Items listed in a dataset
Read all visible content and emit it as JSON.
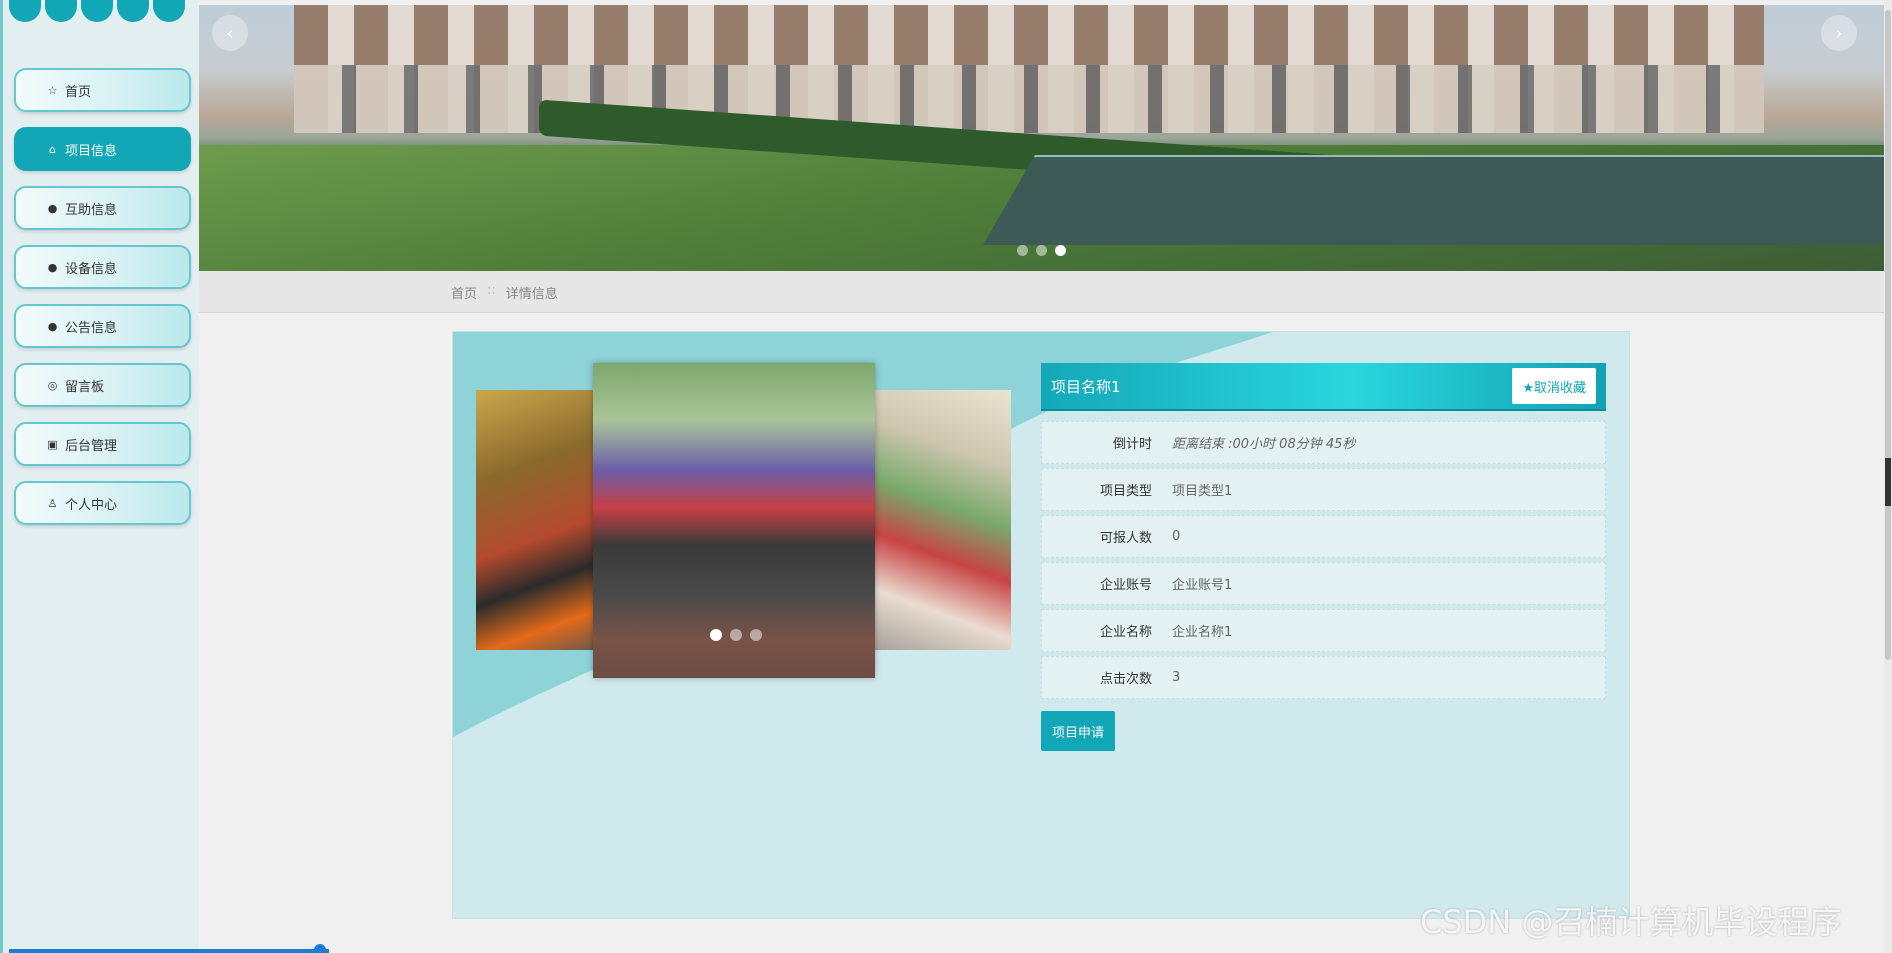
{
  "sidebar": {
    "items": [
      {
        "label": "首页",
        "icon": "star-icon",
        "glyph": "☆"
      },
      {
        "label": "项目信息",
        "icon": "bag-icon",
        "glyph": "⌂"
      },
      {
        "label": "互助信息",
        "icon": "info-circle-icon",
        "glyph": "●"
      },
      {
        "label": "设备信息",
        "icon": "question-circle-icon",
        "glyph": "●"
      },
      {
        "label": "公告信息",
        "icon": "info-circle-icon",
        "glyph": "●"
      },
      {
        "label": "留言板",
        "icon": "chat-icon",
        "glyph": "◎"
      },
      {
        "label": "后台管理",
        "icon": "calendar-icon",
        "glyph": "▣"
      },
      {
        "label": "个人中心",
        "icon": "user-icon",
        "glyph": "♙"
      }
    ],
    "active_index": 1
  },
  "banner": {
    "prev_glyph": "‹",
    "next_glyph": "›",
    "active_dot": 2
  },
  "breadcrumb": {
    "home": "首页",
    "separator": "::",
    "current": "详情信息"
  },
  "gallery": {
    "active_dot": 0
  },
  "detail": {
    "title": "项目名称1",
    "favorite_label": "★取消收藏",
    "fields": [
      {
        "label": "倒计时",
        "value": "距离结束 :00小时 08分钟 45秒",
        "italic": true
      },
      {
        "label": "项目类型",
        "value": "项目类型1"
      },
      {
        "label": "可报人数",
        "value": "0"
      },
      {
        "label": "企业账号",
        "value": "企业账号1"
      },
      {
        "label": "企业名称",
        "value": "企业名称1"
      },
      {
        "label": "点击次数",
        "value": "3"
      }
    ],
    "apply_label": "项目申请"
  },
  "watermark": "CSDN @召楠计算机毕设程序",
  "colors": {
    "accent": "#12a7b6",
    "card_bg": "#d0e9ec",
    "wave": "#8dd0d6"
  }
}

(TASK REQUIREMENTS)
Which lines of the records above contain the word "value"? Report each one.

(SOLUTION TO THE EXERCISE)
        "value": "距离结束 :00小时 08分钟 45秒",
        "value": "项目类型1"
        "value": "0"
        "value": "企业账号1"
        "value": "企业名称1"
        "value": "3"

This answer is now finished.